Dataset below:

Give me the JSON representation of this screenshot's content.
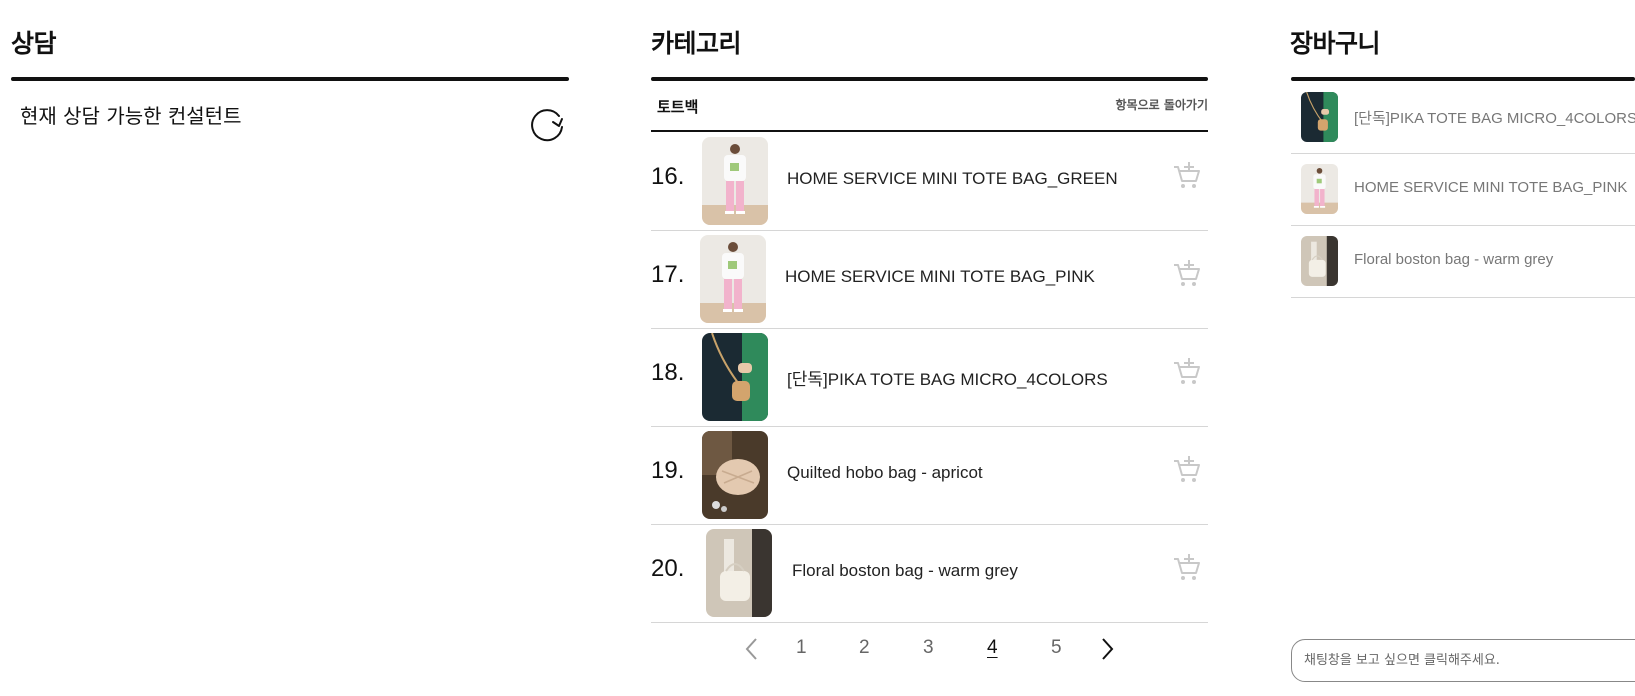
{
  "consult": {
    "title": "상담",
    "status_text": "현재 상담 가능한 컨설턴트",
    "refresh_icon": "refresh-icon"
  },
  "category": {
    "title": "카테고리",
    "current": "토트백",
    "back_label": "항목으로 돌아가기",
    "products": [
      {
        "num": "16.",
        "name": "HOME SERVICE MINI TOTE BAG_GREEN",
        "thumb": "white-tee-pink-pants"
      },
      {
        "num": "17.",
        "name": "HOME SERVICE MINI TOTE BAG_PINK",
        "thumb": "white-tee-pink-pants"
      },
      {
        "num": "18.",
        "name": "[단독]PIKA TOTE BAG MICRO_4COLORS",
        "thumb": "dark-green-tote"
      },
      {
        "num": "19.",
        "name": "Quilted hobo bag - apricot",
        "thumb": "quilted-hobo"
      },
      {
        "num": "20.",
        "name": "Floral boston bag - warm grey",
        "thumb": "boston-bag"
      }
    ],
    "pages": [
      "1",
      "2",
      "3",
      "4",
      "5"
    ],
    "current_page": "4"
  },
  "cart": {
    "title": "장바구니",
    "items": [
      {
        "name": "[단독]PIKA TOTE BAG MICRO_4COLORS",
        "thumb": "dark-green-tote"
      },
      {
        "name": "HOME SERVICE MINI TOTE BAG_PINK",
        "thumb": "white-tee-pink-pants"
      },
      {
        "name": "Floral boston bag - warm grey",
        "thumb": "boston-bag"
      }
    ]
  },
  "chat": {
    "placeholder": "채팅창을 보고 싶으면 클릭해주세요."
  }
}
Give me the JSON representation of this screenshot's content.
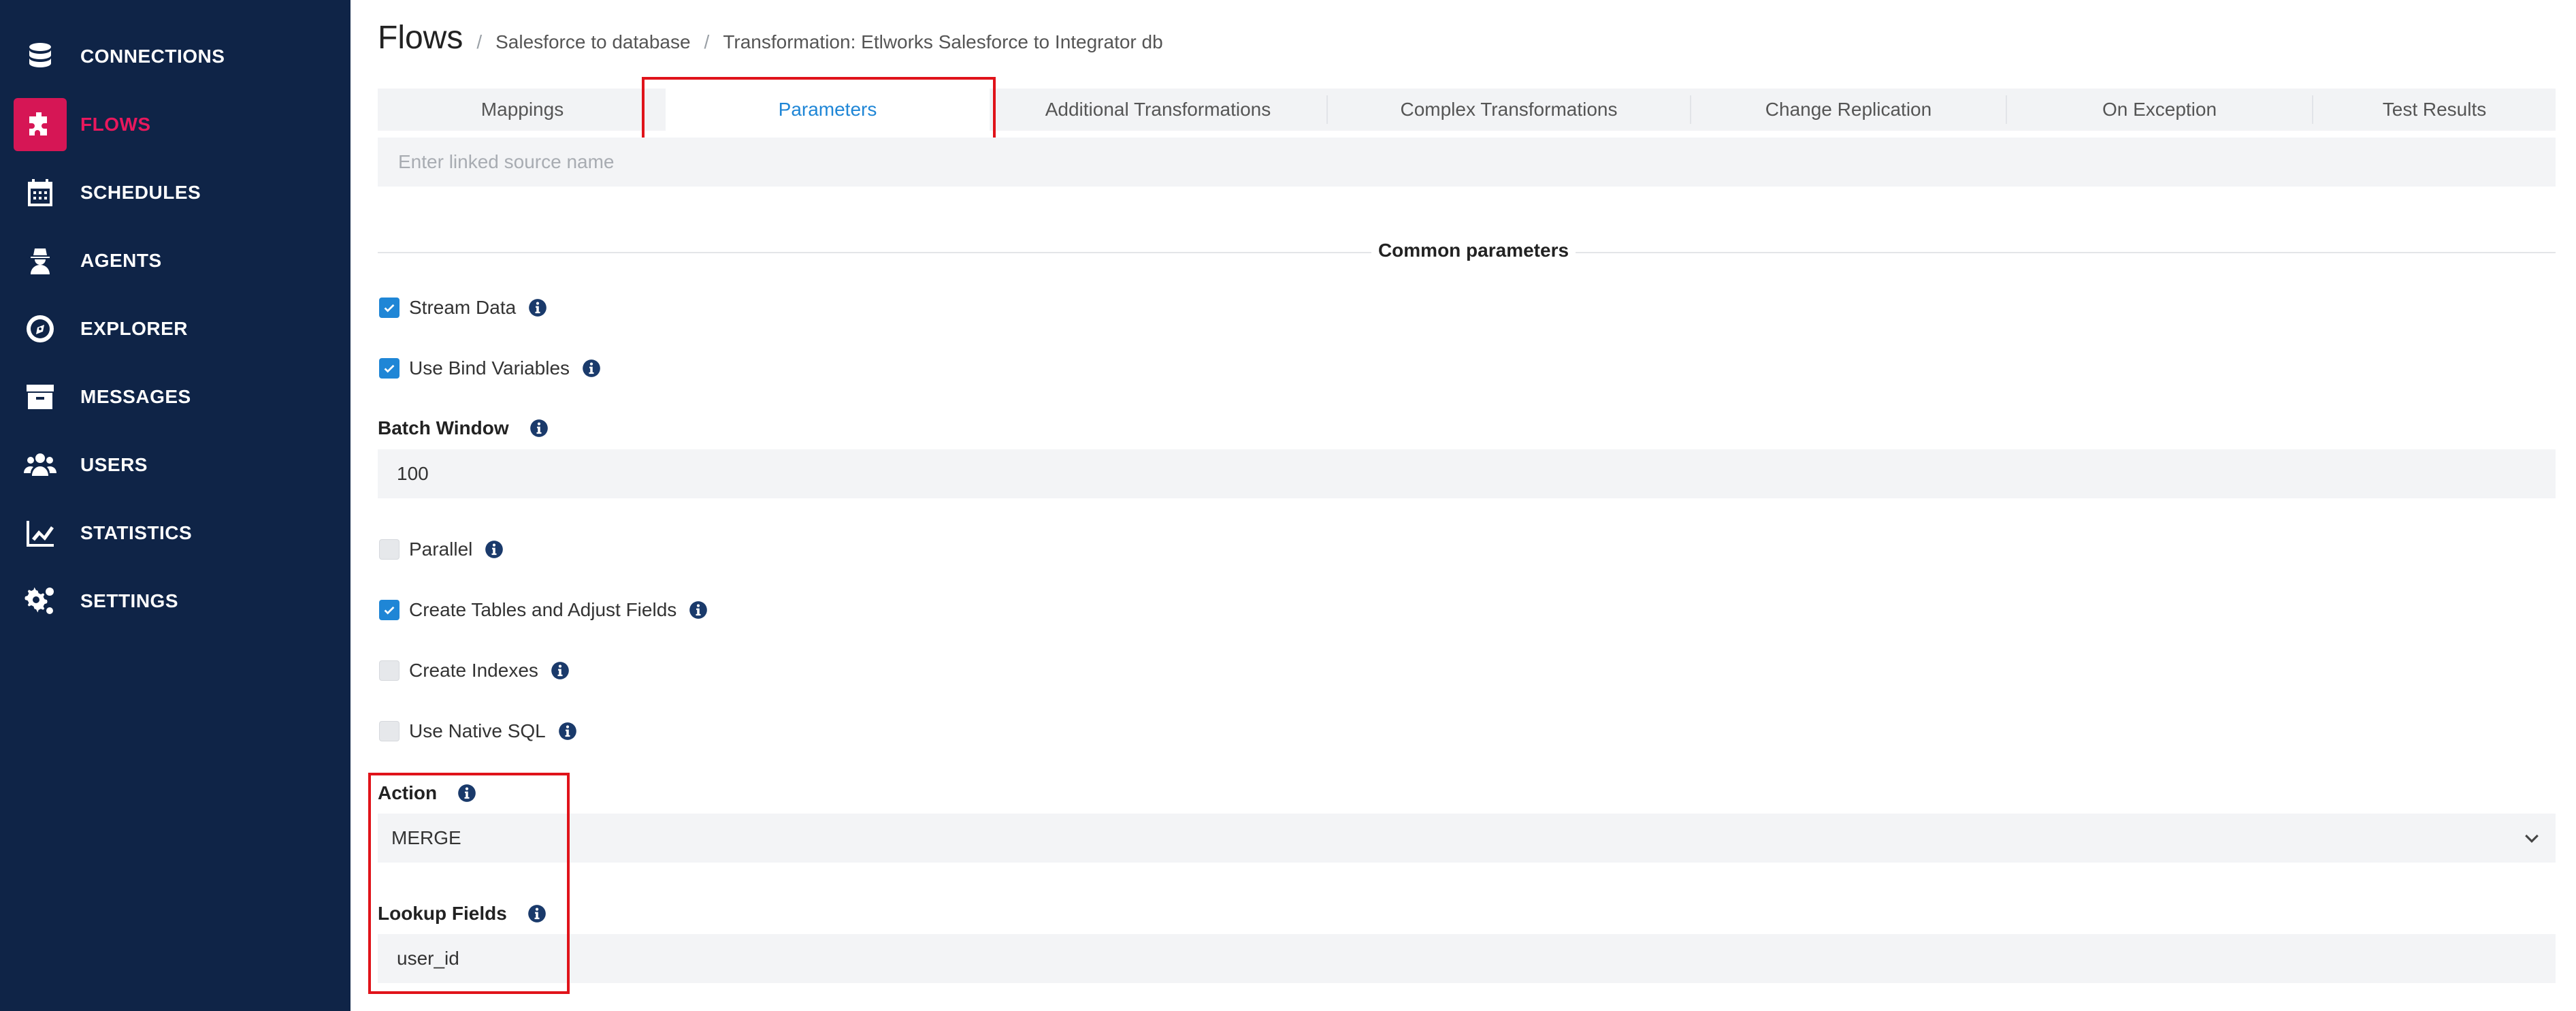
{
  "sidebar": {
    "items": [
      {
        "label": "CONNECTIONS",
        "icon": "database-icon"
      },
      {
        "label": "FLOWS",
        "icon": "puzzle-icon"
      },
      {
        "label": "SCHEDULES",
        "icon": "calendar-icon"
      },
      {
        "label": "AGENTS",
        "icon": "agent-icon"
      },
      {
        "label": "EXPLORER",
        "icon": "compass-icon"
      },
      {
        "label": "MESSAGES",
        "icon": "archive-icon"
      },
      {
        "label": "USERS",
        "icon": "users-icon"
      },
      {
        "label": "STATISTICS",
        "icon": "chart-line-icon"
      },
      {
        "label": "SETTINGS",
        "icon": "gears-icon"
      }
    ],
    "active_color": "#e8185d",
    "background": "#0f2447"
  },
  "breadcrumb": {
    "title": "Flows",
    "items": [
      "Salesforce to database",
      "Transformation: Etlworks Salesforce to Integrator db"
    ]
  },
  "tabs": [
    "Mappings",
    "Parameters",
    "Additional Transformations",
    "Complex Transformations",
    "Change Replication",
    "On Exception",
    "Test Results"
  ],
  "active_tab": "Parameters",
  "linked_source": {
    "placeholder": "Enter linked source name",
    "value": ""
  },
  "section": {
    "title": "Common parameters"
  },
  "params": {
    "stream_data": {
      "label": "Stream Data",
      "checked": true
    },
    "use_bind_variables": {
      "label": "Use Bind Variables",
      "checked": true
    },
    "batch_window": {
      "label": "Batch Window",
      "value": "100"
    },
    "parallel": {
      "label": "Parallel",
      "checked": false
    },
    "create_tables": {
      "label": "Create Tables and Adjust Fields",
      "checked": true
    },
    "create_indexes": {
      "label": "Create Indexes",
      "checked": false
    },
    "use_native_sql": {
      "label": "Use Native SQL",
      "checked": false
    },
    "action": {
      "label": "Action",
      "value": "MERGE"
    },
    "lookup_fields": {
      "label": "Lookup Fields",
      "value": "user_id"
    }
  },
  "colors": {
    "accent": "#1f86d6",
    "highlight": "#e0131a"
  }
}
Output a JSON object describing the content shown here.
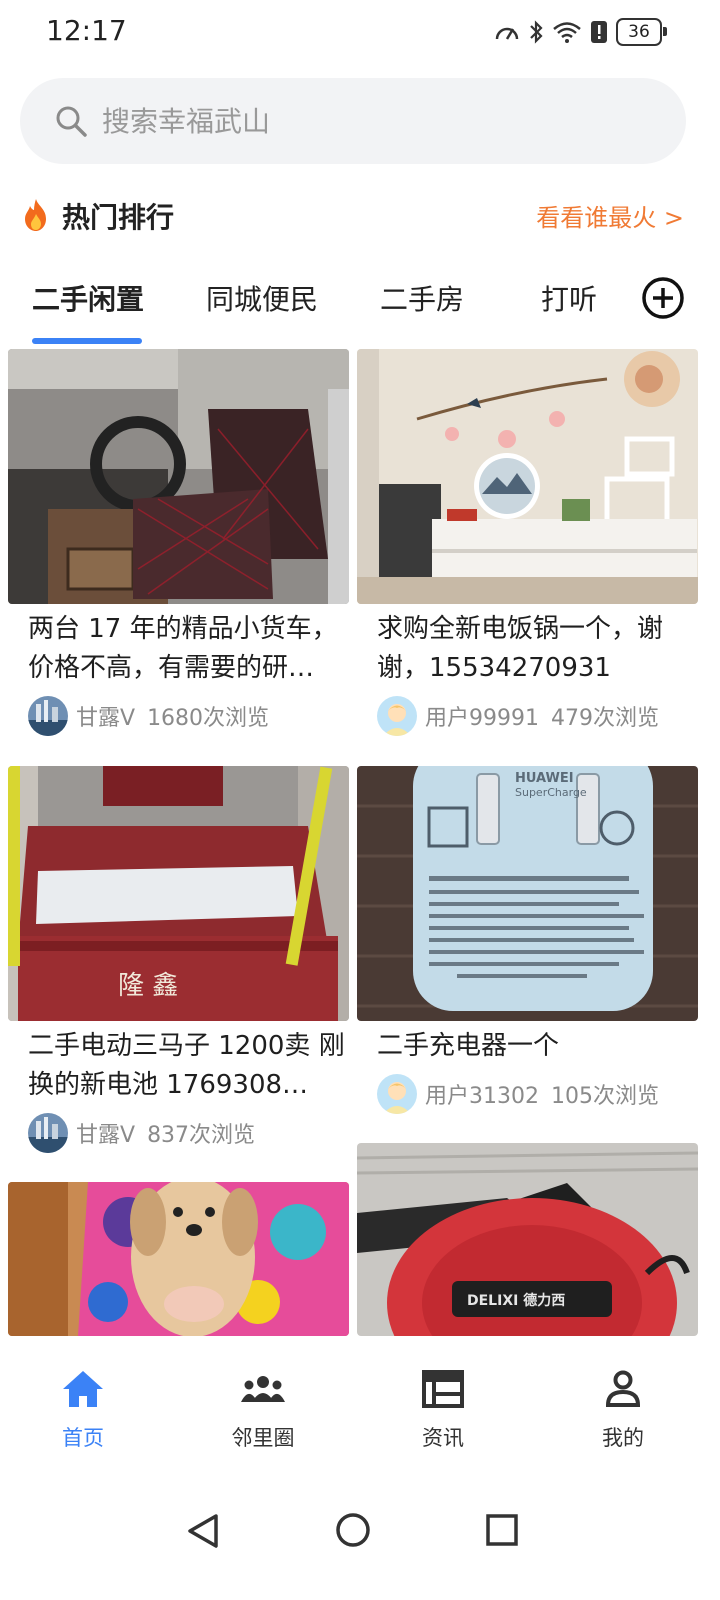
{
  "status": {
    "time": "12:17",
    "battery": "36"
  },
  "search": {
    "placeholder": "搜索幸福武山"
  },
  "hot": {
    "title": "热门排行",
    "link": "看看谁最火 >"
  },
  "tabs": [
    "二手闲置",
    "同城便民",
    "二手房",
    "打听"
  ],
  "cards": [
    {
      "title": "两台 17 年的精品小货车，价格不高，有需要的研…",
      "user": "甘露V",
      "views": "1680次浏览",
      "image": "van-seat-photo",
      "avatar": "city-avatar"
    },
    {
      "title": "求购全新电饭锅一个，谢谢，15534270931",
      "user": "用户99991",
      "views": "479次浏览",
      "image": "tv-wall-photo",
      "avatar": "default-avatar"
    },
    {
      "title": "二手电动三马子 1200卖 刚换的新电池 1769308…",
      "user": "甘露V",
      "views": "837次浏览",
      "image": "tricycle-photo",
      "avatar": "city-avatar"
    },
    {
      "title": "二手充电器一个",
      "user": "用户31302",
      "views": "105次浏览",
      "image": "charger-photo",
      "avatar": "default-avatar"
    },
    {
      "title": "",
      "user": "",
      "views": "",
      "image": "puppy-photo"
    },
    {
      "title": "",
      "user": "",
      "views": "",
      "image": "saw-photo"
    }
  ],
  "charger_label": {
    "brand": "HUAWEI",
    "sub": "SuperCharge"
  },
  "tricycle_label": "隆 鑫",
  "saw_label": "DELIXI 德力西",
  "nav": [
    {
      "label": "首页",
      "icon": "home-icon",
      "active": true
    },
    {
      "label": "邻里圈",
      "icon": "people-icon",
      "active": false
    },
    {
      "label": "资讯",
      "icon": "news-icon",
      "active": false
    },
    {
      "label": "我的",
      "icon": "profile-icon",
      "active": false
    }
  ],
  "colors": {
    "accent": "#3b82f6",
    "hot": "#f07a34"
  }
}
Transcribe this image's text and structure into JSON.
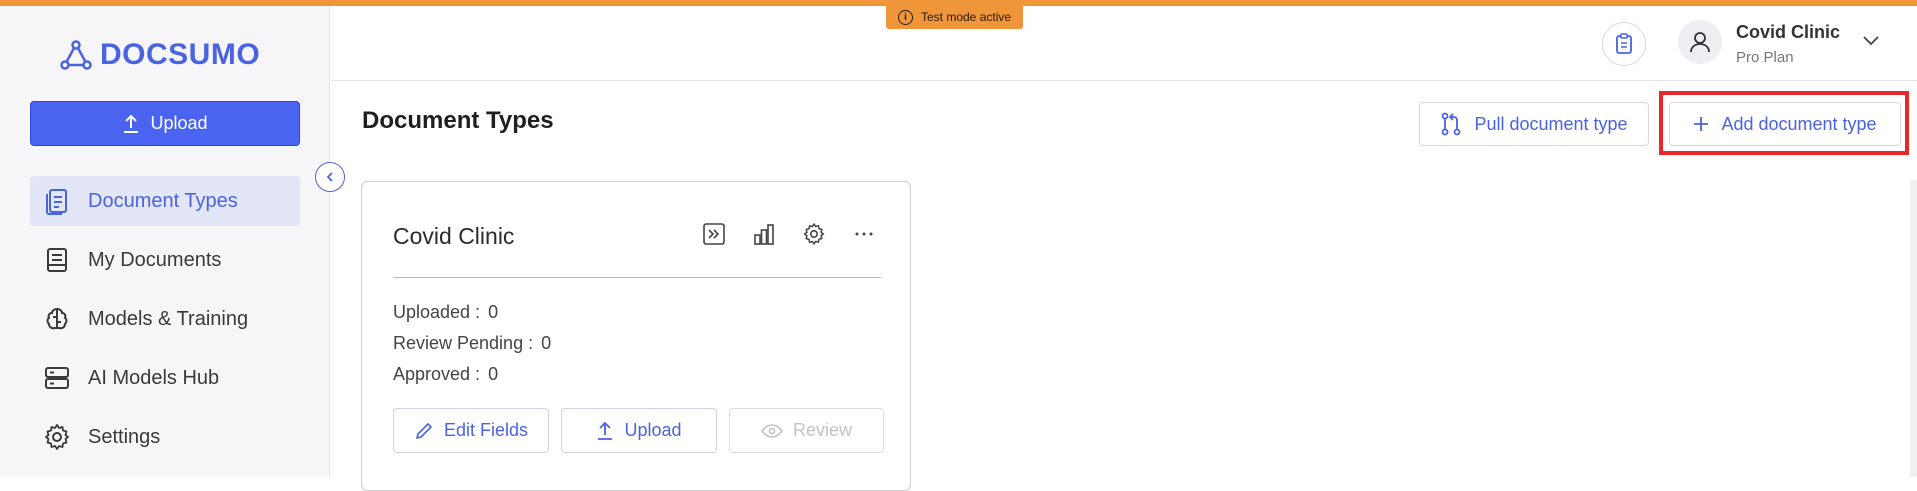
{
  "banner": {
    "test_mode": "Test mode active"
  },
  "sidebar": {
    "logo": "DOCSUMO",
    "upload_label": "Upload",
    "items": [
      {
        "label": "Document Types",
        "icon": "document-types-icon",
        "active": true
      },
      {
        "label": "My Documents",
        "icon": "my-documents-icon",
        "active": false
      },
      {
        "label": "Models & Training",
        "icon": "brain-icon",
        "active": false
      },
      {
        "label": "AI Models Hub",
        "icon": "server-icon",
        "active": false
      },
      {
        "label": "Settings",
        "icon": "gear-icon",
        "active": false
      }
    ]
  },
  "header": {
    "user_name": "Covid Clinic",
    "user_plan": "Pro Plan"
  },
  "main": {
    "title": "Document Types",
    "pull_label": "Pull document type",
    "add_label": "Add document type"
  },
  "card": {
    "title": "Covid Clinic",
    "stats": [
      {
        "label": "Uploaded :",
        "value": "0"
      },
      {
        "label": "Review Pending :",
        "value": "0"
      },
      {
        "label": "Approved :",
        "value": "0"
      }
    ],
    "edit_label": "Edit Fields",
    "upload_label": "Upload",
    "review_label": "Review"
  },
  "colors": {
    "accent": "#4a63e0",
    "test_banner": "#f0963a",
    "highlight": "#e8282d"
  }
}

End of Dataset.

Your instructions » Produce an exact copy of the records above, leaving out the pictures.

Exercise output »
Give me the JSON representation of this screenshot's content.
{
  "consult": {
    "title": "상담",
    "status_text": "현재 상담 가능한 컨설턴트",
    "refresh_icon": "refresh-icon"
  },
  "category": {
    "title": "카테고리",
    "current": "토트백",
    "back_label": "항목으로 돌아가기",
    "products": [
      {
        "num": "16.",
        "name": "HOME SERVICE MINI TOTE BAG_GREEN",
        "thumb": "white-tee-pink-pants"
      },
      {
        "num": "17.",
        "name": "HOME SERVICE MINI TOTE BAG_PINK",
        "thumb": "white-tee-pink-pants"
      },
      {
        "num": "18.",
        "name": "[단독]PIKA TOTE BAG MICRO_4COLORS",
        "thumb": "dark-green-tote"
      },
      {
        "num": "19.",
        "name": "Quilted hobo bag - apricot",
        "thumb": "quilted-hobo"
      },
      {
        "num": "20.",
        "name": "Floral boston bag - warm grey",
        "thumb": "boston-bag"
      }
    ],
    "pages": [
      "1",
      "2",
      "3",
      "4",
      "5"
    ],
    "current_page": "4"
  },
  "cart": {
    "title": "장바구니",
    "items": [
      {
        "name": "[단독]PIKA TOTE BAG MICRO_4COLORS",
        "thumb": "dark-green-tote"
      },
      {
        "name": "HOME SERVICE MINI TOTE BAG_PINK",
        "thumb": "white-tee-pink-pants"
      },
      {
        "name": "Floral boston bag - warm grey",
        "thumb": "boston-bag"
      }
    ]
  },
  "chat": {
    "placeholder": "채팅창을 보고 싶으면 클릭해주세요."
  }
}
Give me the JSON representation of this screenshot's content.
{
  "sidebar": {
    "items": [
      {
        "label": "CONNECTIONS",
        "icon": "database-icon"
      },
      {
        "label": "FLOWS",
        "icon": "puzzle-icon"
      },
      {
        "label": "SCHEDULES",
        "icon": "calendar-icon"
      },
      {
        "label": "AGENTS",
        "icon": "agent-icon"
      },
      {
        "label": "EXPLORER",
        "icon": "compass-icon"
      },
      {
        "label": "MESSAGES",
        "icon": "archive-icon"
      },
      {
        "label": "USERS",
        "icon": "users-icon"
      },
      {
        "label": "STATISTICS",
        "icon": "chart-line-icon"
      },
      {
        "label": "SETTINGS",
        "icon": "gears-icon"
      }
    ],
    "active_color": "#e8185d",
    "background": "#0f2447"
  },
  "breadcrumb": {
    "title": "Flows",
    "items": [
      "Salesforce to database",
      "Transformation: Etlworks Salesforce to Integrator db"
    ]
  },
  "tabs": [
    "Mappings",
    "Parameters",
    "Additional Transformations",
    "Complex Transformations",
    "Change Replication",
    "On Exception",
    "Test Results"
  ],
  "active_tab": "Parameters",
  "linked_source": {
    "placeholder": "Enter linked source name",
    "value": ""
  },
  "section": {
    "title": "Common parameters"
  },
  "params": {
    "stream_data": {
      "label": "Stream Data",
      "checked": true
    },
    "use_bind_variables": {
      "label": "Use Bind Variables",
      "checked": true
    },
    "batch_window": {
      "label": "Batch Window",
      "value": "100"
    },
    "parallel": {
      "label": "Parallel",
      "checked": false
    },
    "create_tables": {
      "label": "Create Tables and Adjust Fields",
      "checked": true
    },
    "create_indexes": {
      "label": "Create Indexes",
      "checked": false
    },
    "use_native_sql": {
      "label": "Use Native SQL",
      "checked": false
    },
    "action": {
      "label": "Action",
      "value": "MERGE"
    },
    "lookup_fields": {
      "label": "Lookup Fields",
      "value": "user_id"
    }
  },
  "colors": {
    "accent": "#1f86d6",
    "highlight": "#e0131a"
  }
}
Output a JSON object describing the content shown here.
{
  "status": {
    "time": "12:17",
    "battery": "36"
  },
  "search": {
    "placeholder": "搜索幸福武山"
  },
  "hot": {
    "title": "热门排行",
    "link": "看看谁最火 >"
  },
  "tabs": [
    "二手闲置",
    "同城便民",
    "二手房",
    "打听"
  ],
  "cards": [
    {
      "title": "两台 17 年的精品小货车，价格不高，有需要的研…",
      "user": "甘露V",
      "views": "1680次浏览",
      "image": "van-seat-photo",
      "avatar": "city-avatar"
    },
    {
      "title": "求购全新电饭锅一个，谢谢，15534270931",
      "user": "用户99991",
      "views": "479次浏览",
      "image": "tv-wall-photo",
      "avatar": "default-avatar"
    },
    {
      "title": "二手电动三马子 1200卖 刚换的新电池 1769308…",
      "user": "甘露V",
      "views": "837次浏览",
      "image": "tricycle-photo",
      "avatar": "city-avatar"
    },
    {
      "title": "二手充电器一个",
      "user": "用户31302",
      "views": "105次浏览",
      "image": "charger-photo",
      "avatar": "default-avatar"
    },
    {
      "title": "",
      "user": "",
      "views": "",
      "image": "puppy-photo"
    },
    {
      "title": "",
      "user": "",
      "views": "",
      "image": "saw-photo"
    }
  ],
  "charger_label": {
    "brand": "HUAWEI",
    "sub": "SuperCharge"
  },
  "tricycle_label": "隆 鑫",
  "saw_label": "DELIXI 德力西",
  "nav": [
    {
      "label": "首页",
      "icon": "home-icon",
      "active": true
    },
    {
      "label": "邻里圈",
      "icon": "people-icon",
      "active": false
    },
    {
      "label": "资讯",
      "icon": "news-icon",
      "active": false
    },
    {
      "label": "我的",
      "icon": "profile-icon",
      "active": false
    }
  ],
  "colors": {
    "accent": "#3b82f6",
    "hot": "#f07a34"
  }
}
Transcribe this image's text and structure into JSON.
{
  "banner": {
    "test_mode": "Test mode active"
  },
  "sidebar": {
    "logo": "DOCSUMO",
    "upload_label": "Upload",
    "items": [
      {
        "label": "Document Types",
        "icon": "document-types-icon",
        "active": true
      },
      {
        "label": "My Documents",
        "icon": "my-documents-icon",
        "active": false
      },
      {
        "label": "Models & Training",
        "icon": "brain-icon",
        "active": false
      },
      {
        "label": "AI Models Hub",
        "icon": "server-icon",
        "active": false
      },
      {
        "label": "Settings",
        "icon": "gear-icon",
        "active": false
      }
    ]
  },
  "header": {
    "user_name": "Covid Clinic",
    "user_plan": "Pro Plan"
  },
  "main": {
    "title": "Document Types",
    "pull_label": "Pull document type",
    "add_label": "Add document type"
  },
  "card": {
    "title": "Covid Clinic",
    "stats": [
      {
        "label": "Uploaded :",
        "value": "0"
      },
      {
        "label": "Review Pending :",
        "value": "0"
      },
      {
        "label": "Approved :",
        "value": "0"
      }
    ],
    "edit_label": "Edit Fields",
    "upload_label": "Upload",
    "review_label": "Review"
  },
  "colors": {
    "accent": "#4a63e0",
    "test_banner": "#f0963a",
    "highlight": "#e8282d"
  }
}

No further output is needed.